Scott Dixon told about the role the adaptability of both himself and CGR played in the 2020 IndyCar championship.

In 2008, when street and road courses rose to a higher degree of prevalence on the IndyCar schedule, Dixon won the Astor cup. When yet more change was brought to the series through a simplified aerodynamic package in 2018, the result was the same in the championship fight.

Enter 2020: a year with a pandemic, dramatic social changes, and within IndyCar, a stunted oval-intensive schedule, shortened weekends and an onslaught of doubleheaders, as well as dynamic changes to the cars, all of which now sport heavy, protective aeroscreens.

In 2020, Dixon once more won the championship, further exemplifying his remarkable adaptability – adaptability that he told about in April. The Kiwi also accredited his team with similar assimilation after his 2020 win.

“Whether it’s weather conditions to the situation with the Aeroscreen changing the balance of the car quite a lot, to the different tracks, different tires. It evolves all the time. The hardest part is that we don’t have a lot of testing these days.

“If you look at the races we go to, you maybe get 45 minutes to an hour practice, straight into the qualifying, then into the race,” Dixon told recently, stressing the role of adaptability on both the part of CGR and himself.

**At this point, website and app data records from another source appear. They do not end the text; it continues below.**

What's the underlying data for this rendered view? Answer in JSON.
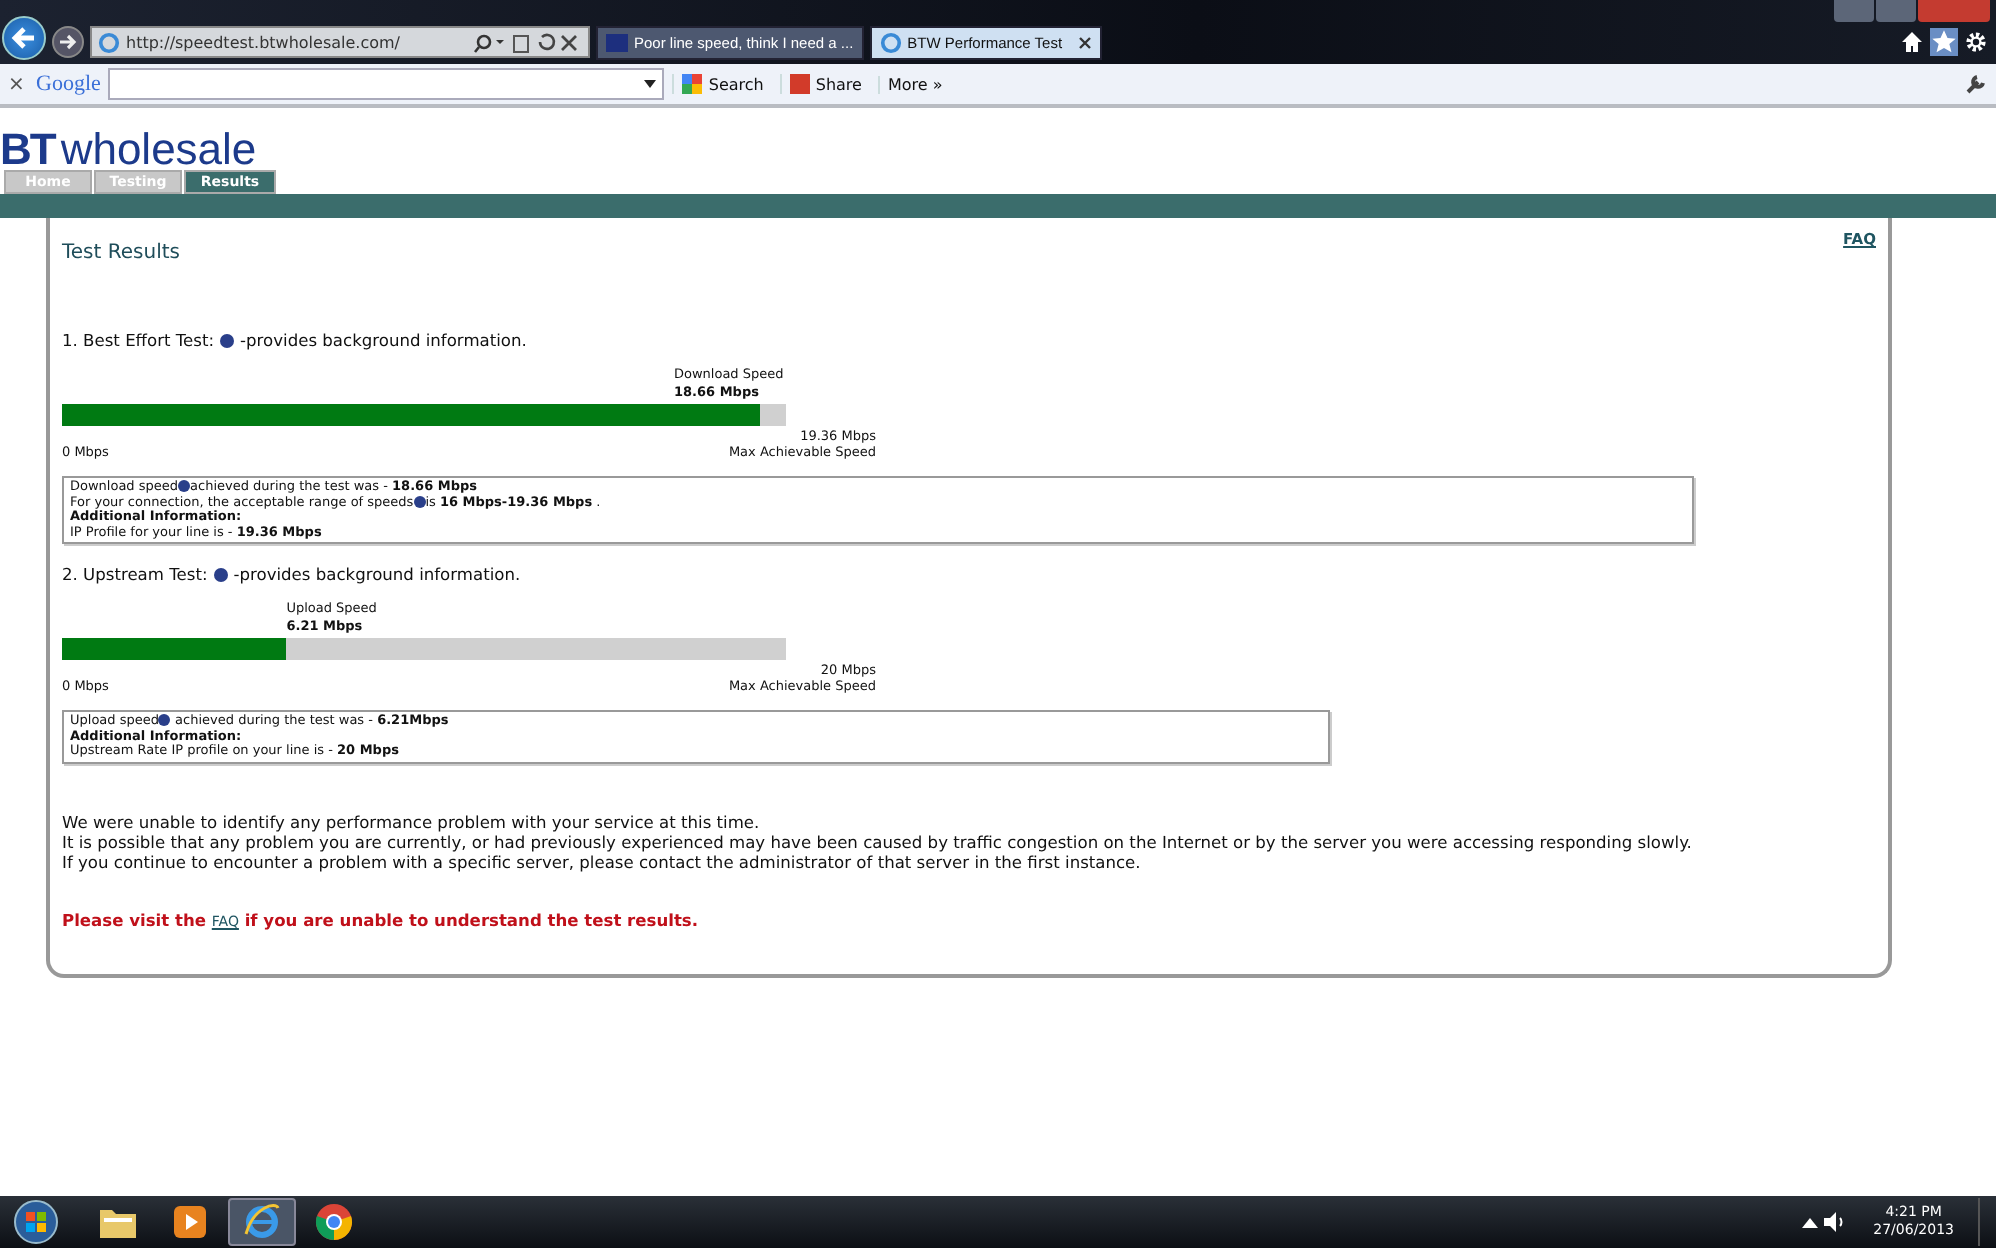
{
  "browser": {
    "address": "http://speedtest.btwholesale.com/",
    "tabs": [
      {
        "title": "Poor line speed, think I need a ...",
        "selected": false
      },
      {
        "title": "BTW Performance Test",
        "selected": true
      }
    ]
  },
  "toolbar": {
    "close": "×",
    "brand": "Google",
    "buttons": [
      "Search",
      "Share",
      "More »"
    ]
  },
  "site": {
    "logo_bold": "BT",
    "logo_rest": "wholesale",
    "nav": [
      {
        "label": "Home",
        "selected": false
      },
      {
        "label": "Testing",
        "selected": false
      },
      {
        "label": "Results",
        "selected": true
      }
    ],
    "faq_link": "FAQ",
    "title": "Test Results"
  },
  "tests": [
    {
      "heading": "1. Best Effort Test:",
      "note": "-provides background information.",
      "gauge_label": "Download Speed",
      "gauge_value": "18.66 Mbps",
      "level": 0.964,
      "min": "0 Mbps",
      "max": "19.36 Mbps",
      "max_caption": "Max Achievable Speed",
      "info": [
        {
          "kind": "text",
          "text": "Download speed",
          "help": true,
          "rest": "achieved during the test was - **18.66 Mbps**"
        },
        {
          "kind": "text",
          "text": "For your connection, the acceptable range of speeds",
          "help": true,
          "rest": "is **16 Mbps-19.36 Mbps** ."
        },
        {
          "kind": "heading",
          "text": "Additional Information:"
        },
        {
          "kind": "text",
          "text": "IP Profile for your line is - **19.36 Mbps**",
          "help": false
        }
      ]
    },
    {
      "heading": "2. Upstream Test:",
      "note": "-provides background information.",
      "gauge_label": "Upload Speed",
      "gauge_value": "6.21 Mbps",
      "level": 0.31,
      "min": "0 Mbps",
      "max": "20 Mbps",
      "max_caption": "Max Achievable Speed",
      "info": [
        {
          "kind": "text",
          "text": "Upload speed",
          "help": true,
          "rest": " achieved during the test was - **6.21Mbps**"
        },
        {
          "kind": "heading",
          "text": "Additional Information:"
        },
        {
          "kind": "text",
          "text": "Upstream Rate IP profile on your line is - **20 Mbps**",
          "help": false
        }
      ]
    }
  ],
  "messages": [
    "We were unable to identify any performance problem with your service at this time.",
    "It is possible that any problem you are currently, or had previously experienced may have been caused by traffic congestion on the Internet or by the server you were accessing responding slowly.",
    "If you continue to encounter a problem with a specific server, please contact the administrator of that server in the first instance."
  ],
  "faq_notice": {
    "before": "Please visit the ",
    "link": "FAQ",
    "after": " if you are unable to understand the test results."
  },
  "taskbar": {
    "apps": [
      {
        "kind": "folder",
        "selected": false
      },
      {
        "kind": "media",
        "selected": false
      },
      {
        "kind": "ie",
        "selected": true
      },
      {
        "kind": "chrome",
        "selected": false
      }
    ],
    "time": "4:21 PM",
    "date": "27/06/2013"
  }
}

“[It has] definitely been one of those years where you need to roll off the track well or adapt very quickly. I think this team is very good at adapting. When you look at the different iterations, whether it’s the engine programs to the aero kits to different chassis and things like that, that’s when this team really does well and dominates.

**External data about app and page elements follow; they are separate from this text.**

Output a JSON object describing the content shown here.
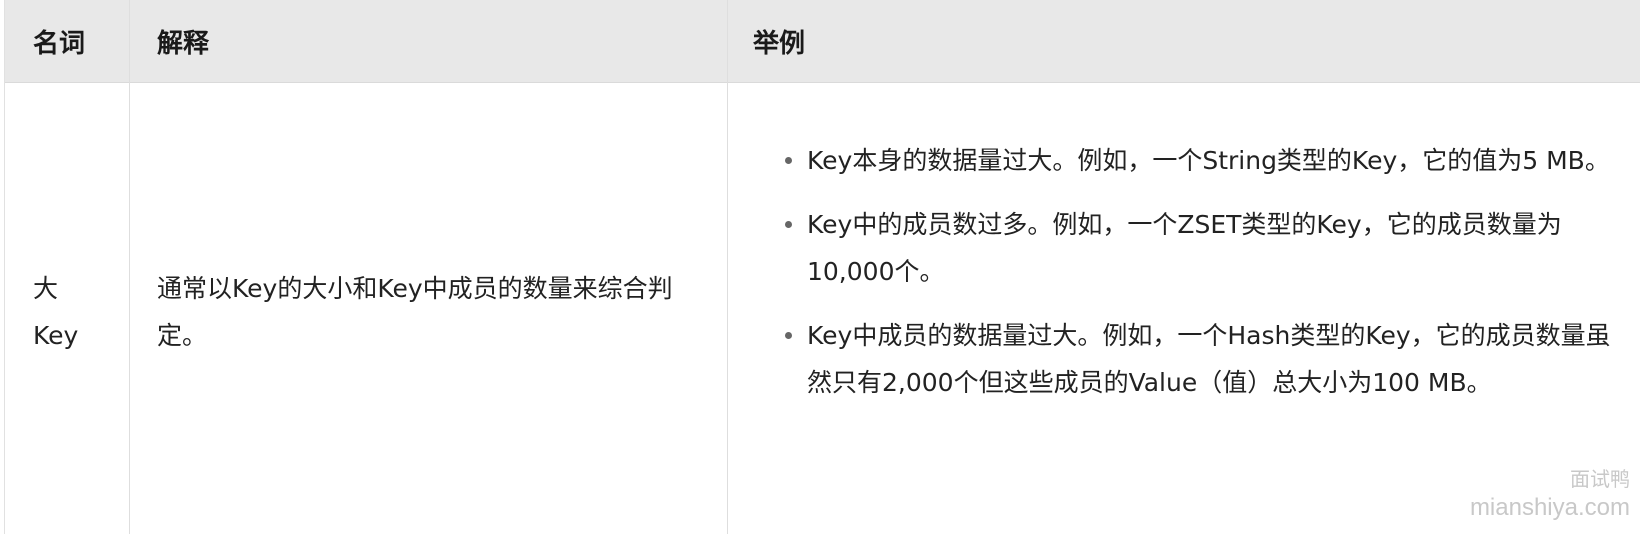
{
  "table": {
    "headers": [
      "名词",
      "解释",
      "举例"
    ],
    "row": {
      "term_line1": "大",
      "term_line2": "Key",
      "explanation": "通常以Key的大小和Key中成员的数量来综合判定。",
      "examples": [
        "Key本身的数据量过大。例如，一个String类型的Key，它的值为5 MB。",
        "Key中的成员数过多。例如，一个ZSET类型的Key，它的成员数量为10,000个。",
        "Key中成员的数据量过大。例如，一个Hash类型的Key，它的成员数量虽然只有2,000个但这些成员的Value（值）总大小为100 MB。"
      ]
    }
  },
  "watermark": {
    "line1": "面试鸭",
    "line2": "mianshiya.com"
  }
}
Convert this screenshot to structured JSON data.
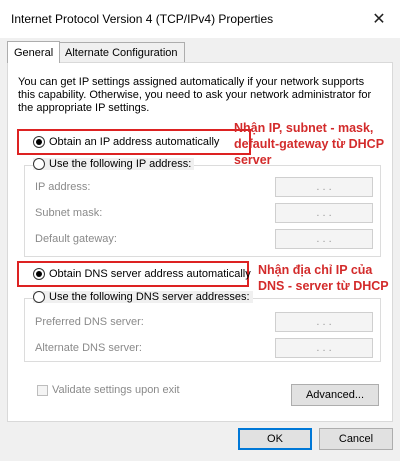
{
  "window": {
    "title": "Internet Protocol Version 4 (TCP/IPv4) Properties",
    "close_glyph": "✕"
  },
  "tabs": [
    {
      "label": "General",
      "active": true
    },
    {
      "label": "Alternate Configuration",
      "active": false
    }
  ],
  "description": "You can get IP settings assigned automatically if your network supports this capability. Otherwise, you need to ask your network administrator for the appropriate IP settings.",
  "ip_section": {
    "auto_label": "Obtain an IP address automatically",
    "manual_label": "Use the following IP address:",
    "fields": [
      {
        "label": "IP address:",
        "value": ". . ."
      },
      {
        "label": "Subnet mask:",
        "value": ". . ."
      },
      {
        "label": "Default gateway:",
        "value": ". . ."
      }
    ],
    "annotation": "Nhận IP, subnet - mask, default-gateway từ DHCP server"
  },
  "dns_section": {
    "auto_label": "Obtain DNS server address automatically",
    "manual_label": "Use the following DNS server addresses:",
    "fields": [
      {
        "label": "Preferred DNS server:",
        "value": ". . ."
      },
      {
        "label": "Alternate DNS server:",
        "value": ". . ."
      }
    ],
    "annotation": "Nhận địa chỉ IP của DNS - server từ DHCP"
  },
  "validate_label": "Validate settings upon exit",
  "buttons": {
    "advanced": "Advanced...",
    "ok": "OK",
    "cancel": "Cancel"
  },
  "colors": {
    "annotation": "#d32b2b",
    "dialog_bg": "#f0f0f0",
    "ok_border": "#0078d7"
  }
}
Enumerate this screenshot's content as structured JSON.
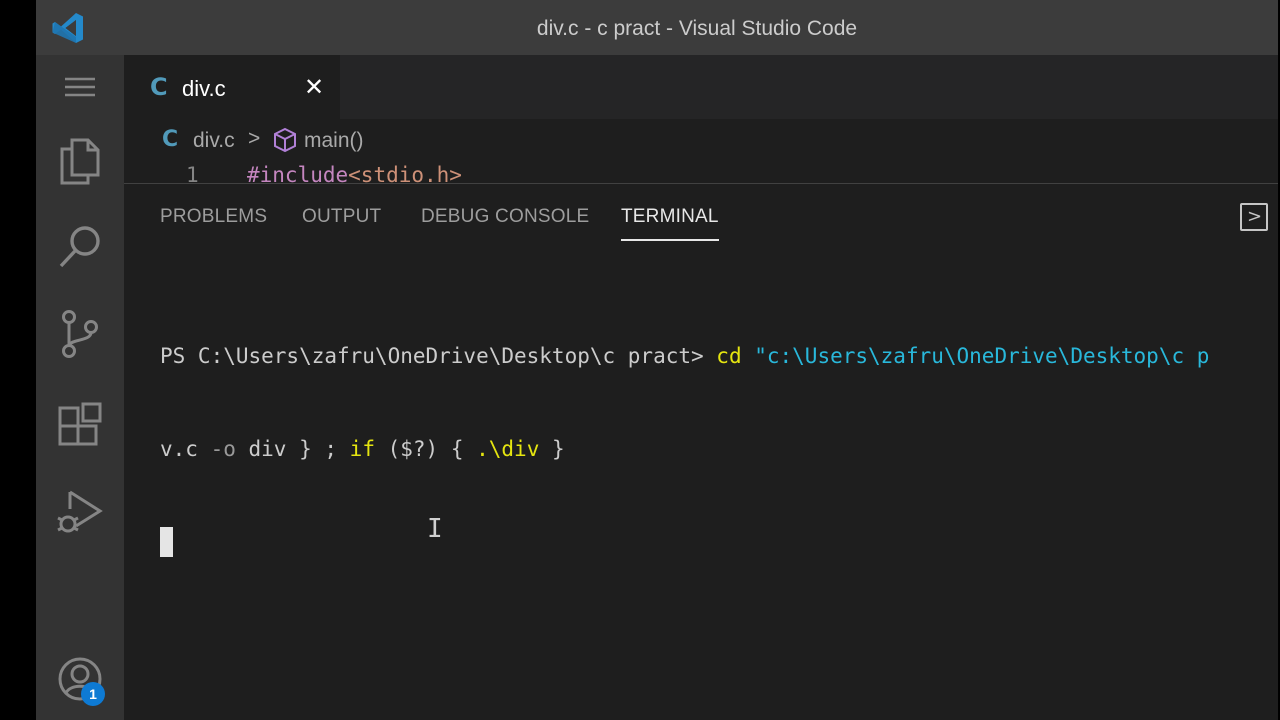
{
  "window": {
    "title": "div.c - c pract - Visual Studio Code"
  },
  "activity_bar": {
    "items": [
      {
        "name": "menu",
        "icon": "hamburger-menu-icon"
      },
      {
        "name": "explorer",
        "icon": "files-icon"
      },
      {
        "name": "search",
        "icon": "search-icon"
      },
      {
        "name": "source-control",
        "icon": "source-control-icon"
      },
      {
        "name": "extensions",
        "icon": "extensions-icon"
      },
      {
        "name": "run-debug",
        "icon": "run-debug-icon"
      }
    ],
    "accounts": {
      "icon": "account-icon",
      "badge": "1"
    }
  },
  "editor": {
    "tab": {
      "icon": "C",
      "label": "div.c",
      "close": "✕"
    },
    "breadcrumb": {
      "icon": "C",
      "file": "div.c",
      "separator": ">",
      "symbol_icon": "cube-icon",
      "symbol": "main()"
    },
    "code": [
      {
        "line": "1",
        "directive": "#include",
        "arg": "<stdio.h>"
      }
    ]
  },
  "panel": {
    "tabs": [
      {
        "label": "PROBLEMS",
        "active": false
      },
      {
        "label": "OUTPUT",
        "active": false
      },
      {
        "label": "DEBUG CONSOLE",
        "active": false
      },
      {
        "label": "TERMINAL",
        "active": true
      }
    ],
    "terminal": {
      "prompt": "PS C:\\Users\\zafru\\OneDrive\\Desktop\\c pract> ",
      "cmd": "cd",
      "path": " \"c:\\Users\\zafru\\OneDrive\\Desktop\\c p",
      "line2_a": "v.c ",
      "line2_b": "-o",
      "line2_c": " div } ; ",
      "line2_d": "if",
      "line2_e": " ($?) { ",
      "line2_f": ".\\div",
      "line2_g": " }"
    }
  },
  "colors": {
    "accent": "#0e7ad3",
    "c_icon": "#519aba",
    "terminal_cmd": "#e5e510",
    "terminal_string": "#29b8db"
  }
}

“I think not just me, but it’s the tools and the people that I have around me that help me specifically with the racing, but the team as a whole I think is very good at adaptation,” Dixon concluded.

Replying not to, but other media members, Dixon – a long time CGR driver – explained that the greatest challenge he was left to navigate by 2020 was the compacted structure of weekends throughout the year.

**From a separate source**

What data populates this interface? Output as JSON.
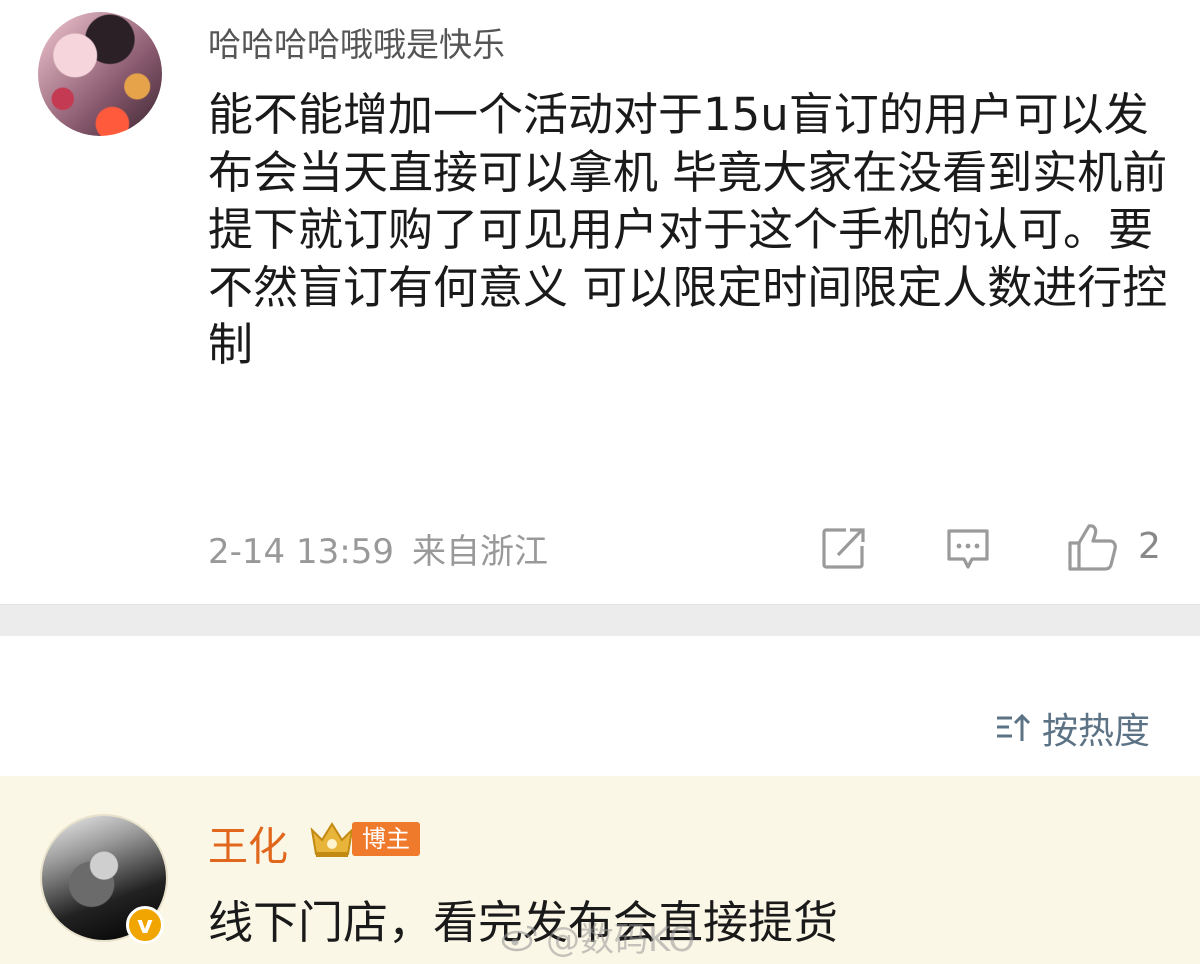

Nonetheless, Dixon was grateful for his maintenance of health throughout the period. “I think for me, I don’t know, it’s been very strange weekends. Things I think we have done will carry through. I remember going to Texas, we flew 6:00 in the morning. You’re there all day, practice, qualifying, race, fly home at 2:00 in the morning. We were lucky enough to win that race.

“Celebrating in Victory Circle by yourself. So many bizarre ups and downs. I truly feel so lucky to do what I do. I guess health is everything. As long as everybody that you can help or be in a situation to cater to, I think that’s what this is about. That’s what these moments are about,” Dixon said upon reflection.